Shell's recent announcement that it would be selling selected North Sea assets is typical of the way mature basins such as the UKCS are developing. Some have used the decision to predict doom and gloom. However, it could actually have the effect of creating jobs and opportunities for exploration in the UKCS.
Although there have been fears that key players had lost interest in the UKCS, exploration activity in this mature province remains buoyant. However, the challenges faced are vast, ranging from scarcity of available rigs to a burdensome tax regime.

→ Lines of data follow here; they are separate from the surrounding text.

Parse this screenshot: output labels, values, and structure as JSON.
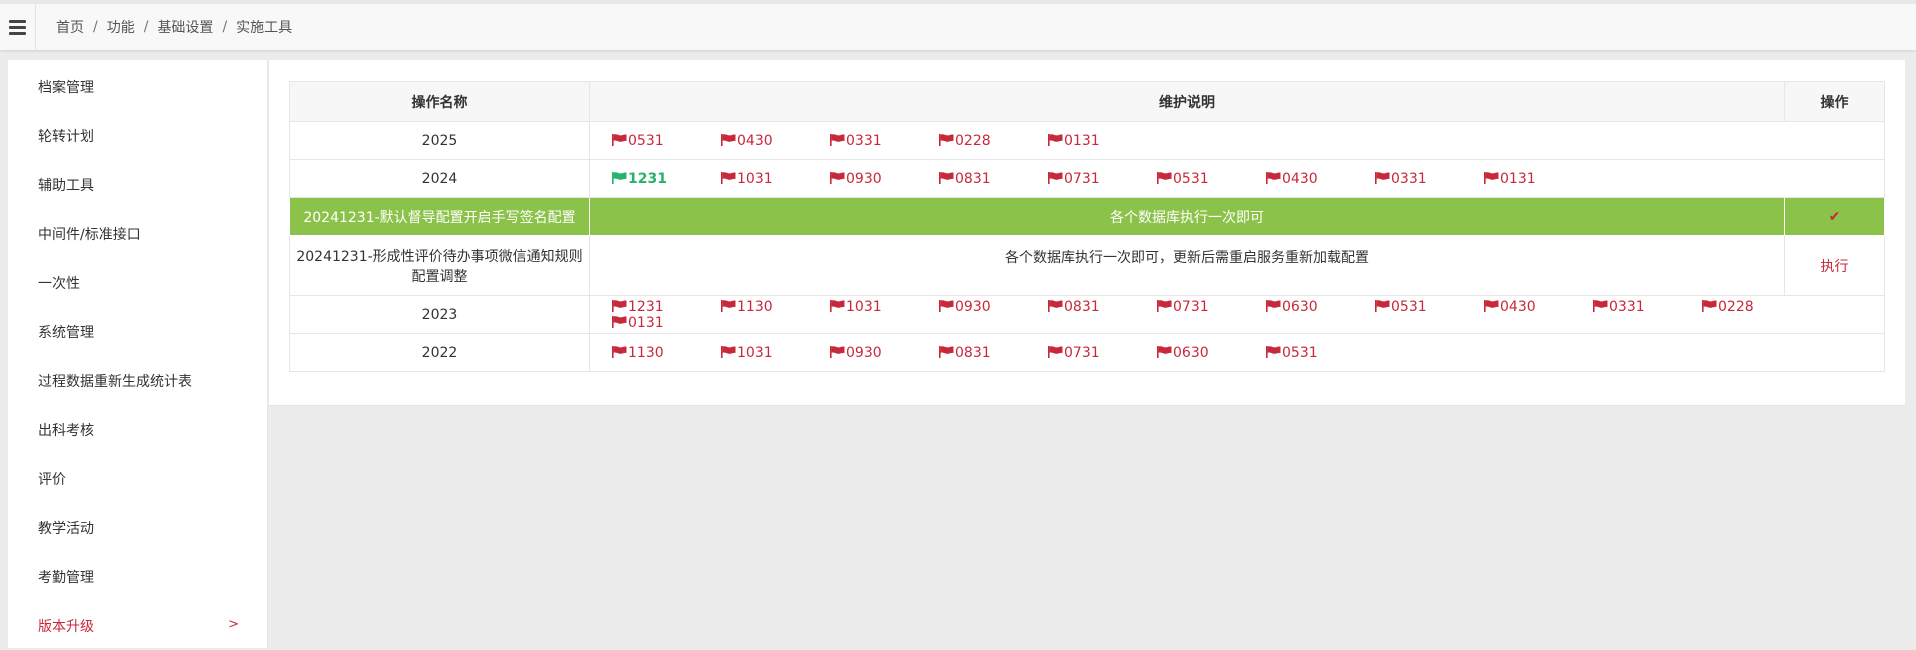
{
  "breadcrumb": [
    "首页",
    "功能",
    "基础设置",
    "实施工具"
  ],
  "sidebar": {
    "items": [
      {
        "label": "档案管理"
      },
      {
        "label": "轮转计划"
      },
      {
        "label": "辅助工具"
      },
      {
        "label": "中间件/标准接口"
      },
      {
        "label": "一次性"
      },
      {
        "label": "系统管理"
      },
      {
        "label": "过程数据重新生成统计表"
      },
      {
        "label": "出科考核"
      },
      {
        "label": "评价"
      },
      {
        "label": "教学活动"
      },
      {
        "label": "考勤管理"
      },
      {
        "label": "版本升级",
        "active": true
      }
    ]
  },
  "table": {
    "headers": [
      "操作名称",
      "维护说明",
      "操作"
    ],
    "rows": [
      {
        "name": "2025",
        "type": "versions",
        "versions": [
          "0531",
          "0430",
          "0331",
          "0228",
          "0131"
        ]
      },
      {
        "name": "2024",
        "type": "versions",
        "current": "1231",
        "versions": [
          "1231",
          "1031",
          "0930",
          "0831",
          "0731",
          "0531",
          "0430",
          "0331",
          "0131"
        ]
      },
      {
        "name": "20241231-默认督导配置开启手写签名配置",
        "type": "task",
        "highlight": true,
        "desc": "各个数据库执行一次即可",
        "op_icon": "check-icon"
      },
      {
        "name": "20241231-形成性评价待办事项微信通知规则配置调整",
        "type": "task",
        "desc": "各个数据库执行一次即可，更新后需重启服务重新加载配置",
        "op": "执行"
      },
      {
        "name": "2023",
        "type": "versions",
        "versions": [
          "1231",
          "1130",
          "1031",
          "0930",
          "0831",
          "0731",
          "0630",
          "0531",
          "0430",
          "0331",
          "0228",
          "0131"
        ]
      },
      {
        "name": "2022",
        "type": "versions",
        "versions": [
          "1130",
          "1031",
          "0930",
          "0831",
          "0731",
          "0630",
          "0531"
        ]
      }
    ]
  },
  "colors": {
    "accent_red": "#c7283a",
    "current_green": "#27b36c",
    "highlight_row": "#8bc34a"
  }
}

On the other side of the equation, a high oil price, increased use of technology, allowances for exploration costs and a wave of lean new entrants have ensured that exploration activity levels remain high. A record number of oil and gas licences were announced in the latest licensing round. New entrants, and independents, are using the UKCS as a launch pad into other provinces.
Similarly the future looks equally as promising for the oil and gas service sector with it showing no sign of slowing capex growth. Project economies remain robust, with the need to find new reserves and production increasing. Capacity constraints are likely to ensure margins remain high and technology that maximises production is likely to be sought after. As a result M&A activity over the past year has been booming.
The increase in acquisitions is driven by ambitious growth strategies designed to short-cut organic growth and plug geographical, product or technical gaps. Internationalisation remains critical to these growth plans with the UK being a preferred 'hub' for expansion into the UK and Norwegian continental shelves, West Africa and the Middle East.
Shell's decision allows commentators to take stock of where the industry is going. Indeed, the true picture is buoyant activity levels and the UKCS industry overall continuing to show strong signs of activity.
Richard Cockburn is a partner specialising in energy with UK law firm Shepherd and Wedderburn